Socrates’ life was spent in search of treasure, of an intimate understanding of humanity. And the combusting energy of that search drove him around the city of Athens. This book pursues the path he burned. His quest was to identify what place ‘the good’ might have in human society. We might not find that ultimate prize; Socrates himself was never sure that he had done so, and the only thing he seems to have been certain of was the futility of trying to find ‘real’ scientific explanations for everything in life. He thought it fruitless to stare at the skies and travel to the ends of the earth in order to catalogue the world, without learning to love it. Yet by inhabiting the Athens that raised him, we might just get a glimpse of the treasure-seeker: hot and cross sometimes, bad-tempered, self-absorbed, brilliant, dangerous, droll. Socrates never lost sight of his own temporality. The day he is condemned to death he declares: ‘I am, as Homer puts it, “not born of an oak or a rock”, but of human parents.’ And so this books aims, physically, to inhabit Socrates’ Athens – not just as recorded and as promoted, but as lived and experienced.

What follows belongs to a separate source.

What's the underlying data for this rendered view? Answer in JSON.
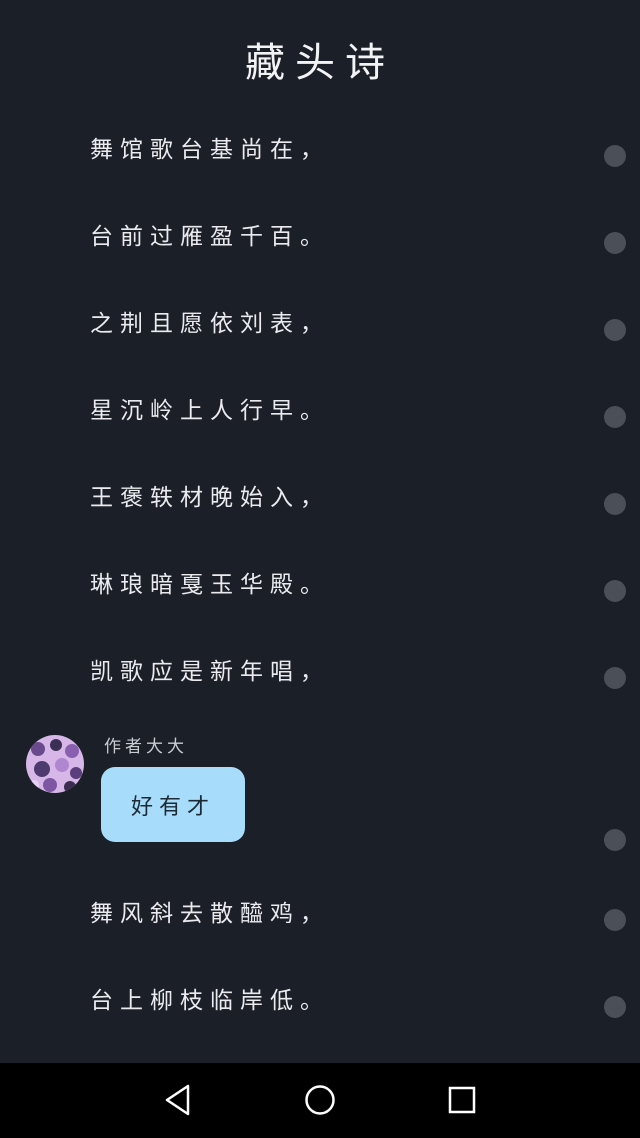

The city of Athens is Socrates. Nothing means more to Socrates than Athens, and, more importantly, than the Athenians within it. He tells one of his colleagues, Phaedrus, that his home, his world, is the city – a city full of people. For Socrates, people are his magnetic North: he loved them. Xenophon reports that his conversations ‘were always about human concerns. He dealt with questions such as how people please and displease the gods, what is the essence/purpose of beauty and ugliness, justice and injustice, prudence and moderation, courage and cowardice.’
All his philosophy is drawn to understanding the being of men and women around him. This understanding, this consciousness of one’s own consciousness, is what Socrates calls the psyche – the life-breath or soul. And it is in the city of Athens, between the years 469 and 399 bc, that Socrates’ soul flits.
My ambition is very simple: to re-enter the streets of Athens in real time. Not to revisit a Golden Age city, but to look at a real city-state that was forging a great political experiment and riveting a culture; a city that suffered war and plague as well as enjoying great triumphs. To inhabit a place that is at once absolutely recognisable and utterly strange. To breathe the air Socrates breathed. To meet democrats who pre-date democracy and philosophers who operate before the science of philosophy is born. This history is pathos. Socrates’ life and trial and death by hemlock are stories that Athens did not want fully told, but which we need to hear.